Does Homeowners Insurance Cover Lightning Damage?
Almost all homeowners insurance policies cover a lightning strike or a fire caused by a lightning strike. There typically isn’t a specific limit to damages — the general coverage limit for damage to your home applies. Your policy should also cover personal property, such as your television, computer, stereos, refrigerators, and other appliances or electronics. You will be compensated based on “actual cash value,” which is the cost of the item at today’s prices minus depreciation. Sometimes additional coverage is available for puchase, based on replacement cost, which will pay to replace your personal property at current value.
Should your home have damage to the point of it being uninhabitable, or you need to be relocated during extensive repairs, many policies cover the cost of temporary housing, although there are limits.
Sheds, detached garages, and other outbuildings are also covered against losses caused by a lightning strike.
Get Help with a Lightning Damage Insurance Claim
Types of Lightning Damage
Your insurance company often classifies lightning, and the resulting loss, in three forms:
Direct Lightning Strike
A lightning bolt directly strikes your home or business — this naturally generated electricity moves from the atmosphere, through the structure, to the ground. A direct hit from lightning usually causes the most damage and is the easiest claim to prove and collect, as the damage is clearly visible.
Near Miss Lightning Strike

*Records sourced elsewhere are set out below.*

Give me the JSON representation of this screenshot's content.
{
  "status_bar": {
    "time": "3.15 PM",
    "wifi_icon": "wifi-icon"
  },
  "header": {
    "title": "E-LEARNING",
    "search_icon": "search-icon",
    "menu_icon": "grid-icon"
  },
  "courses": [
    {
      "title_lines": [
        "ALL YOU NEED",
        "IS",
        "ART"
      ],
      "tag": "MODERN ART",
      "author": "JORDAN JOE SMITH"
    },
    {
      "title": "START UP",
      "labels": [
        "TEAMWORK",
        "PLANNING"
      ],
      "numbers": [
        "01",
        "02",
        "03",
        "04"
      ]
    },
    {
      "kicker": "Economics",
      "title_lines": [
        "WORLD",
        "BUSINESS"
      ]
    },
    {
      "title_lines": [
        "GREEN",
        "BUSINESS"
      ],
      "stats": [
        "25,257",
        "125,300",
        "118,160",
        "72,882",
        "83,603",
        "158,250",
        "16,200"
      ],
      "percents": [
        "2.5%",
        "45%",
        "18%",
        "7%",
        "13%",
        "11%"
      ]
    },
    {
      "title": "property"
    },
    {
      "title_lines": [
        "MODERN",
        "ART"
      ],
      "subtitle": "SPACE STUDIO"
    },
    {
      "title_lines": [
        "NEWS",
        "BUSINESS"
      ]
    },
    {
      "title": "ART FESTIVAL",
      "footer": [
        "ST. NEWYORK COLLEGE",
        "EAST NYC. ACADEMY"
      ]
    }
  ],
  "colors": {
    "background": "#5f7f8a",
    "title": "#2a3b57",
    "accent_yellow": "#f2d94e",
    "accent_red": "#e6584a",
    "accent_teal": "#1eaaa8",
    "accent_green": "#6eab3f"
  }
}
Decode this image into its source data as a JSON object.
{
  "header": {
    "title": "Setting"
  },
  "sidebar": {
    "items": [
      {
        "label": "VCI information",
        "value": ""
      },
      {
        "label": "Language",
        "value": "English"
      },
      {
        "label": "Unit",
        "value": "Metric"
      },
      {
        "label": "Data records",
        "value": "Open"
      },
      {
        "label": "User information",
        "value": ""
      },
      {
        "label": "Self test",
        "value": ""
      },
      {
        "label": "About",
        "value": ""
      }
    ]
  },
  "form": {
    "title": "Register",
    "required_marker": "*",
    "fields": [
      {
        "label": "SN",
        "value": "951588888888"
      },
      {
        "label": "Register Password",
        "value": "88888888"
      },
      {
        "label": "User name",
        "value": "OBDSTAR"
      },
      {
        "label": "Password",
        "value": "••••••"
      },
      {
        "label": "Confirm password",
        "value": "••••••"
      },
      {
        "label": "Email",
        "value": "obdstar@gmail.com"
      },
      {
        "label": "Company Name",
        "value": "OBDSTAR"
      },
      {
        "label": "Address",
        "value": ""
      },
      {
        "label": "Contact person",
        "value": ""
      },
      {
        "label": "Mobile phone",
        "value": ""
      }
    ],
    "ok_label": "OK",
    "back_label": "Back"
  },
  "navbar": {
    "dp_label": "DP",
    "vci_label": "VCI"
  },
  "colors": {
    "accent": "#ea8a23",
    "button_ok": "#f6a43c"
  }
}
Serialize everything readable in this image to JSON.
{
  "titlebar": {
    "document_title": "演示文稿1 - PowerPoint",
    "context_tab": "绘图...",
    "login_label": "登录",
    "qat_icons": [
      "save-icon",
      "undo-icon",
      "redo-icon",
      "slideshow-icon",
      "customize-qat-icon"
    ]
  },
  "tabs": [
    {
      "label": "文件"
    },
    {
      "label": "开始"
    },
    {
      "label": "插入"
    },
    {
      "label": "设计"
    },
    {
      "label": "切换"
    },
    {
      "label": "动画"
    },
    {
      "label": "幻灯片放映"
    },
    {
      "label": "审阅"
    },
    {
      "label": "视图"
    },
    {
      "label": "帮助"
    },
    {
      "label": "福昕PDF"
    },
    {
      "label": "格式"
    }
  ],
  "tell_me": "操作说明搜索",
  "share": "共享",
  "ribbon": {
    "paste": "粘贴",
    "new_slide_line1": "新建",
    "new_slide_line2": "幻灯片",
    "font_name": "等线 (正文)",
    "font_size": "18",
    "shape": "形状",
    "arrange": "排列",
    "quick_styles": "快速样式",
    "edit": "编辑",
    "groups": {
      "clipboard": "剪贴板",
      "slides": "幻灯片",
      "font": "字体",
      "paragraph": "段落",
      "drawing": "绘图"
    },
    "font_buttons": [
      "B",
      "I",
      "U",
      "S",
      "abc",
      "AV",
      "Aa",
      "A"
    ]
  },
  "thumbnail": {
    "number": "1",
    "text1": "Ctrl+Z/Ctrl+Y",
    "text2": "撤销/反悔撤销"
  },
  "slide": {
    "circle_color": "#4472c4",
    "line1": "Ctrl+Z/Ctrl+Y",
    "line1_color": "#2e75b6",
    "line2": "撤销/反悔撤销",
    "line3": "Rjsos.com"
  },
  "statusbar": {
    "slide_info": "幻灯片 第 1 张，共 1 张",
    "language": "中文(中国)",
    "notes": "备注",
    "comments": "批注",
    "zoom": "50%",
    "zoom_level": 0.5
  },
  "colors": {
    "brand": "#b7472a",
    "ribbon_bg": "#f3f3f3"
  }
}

A bolt of lightning does not hit your structure directly, but perhaps a nearby area — including a tree or telephone pole — yet causes damage to your home or property. It’s more difficult to determine the cause of damages from this type of strike and typically produces less visible damage. Damages from artificially generated current, like a surge from a power line or transformer, are excluded from coverage but may be similar to damages from a near miss lightning strike. Your insurance company may deny your claim, blaming artificially generated current instead of a near miss lightning strike.
Ground Surge Lightning Strike
This happens when lightning strikes and creates a surge or spike of electricity that damages your electronics, such as appliances, computers, and other corded electronic devices. A ground surge lightning insurance claim is probably the most common, but also the most difficult to prove.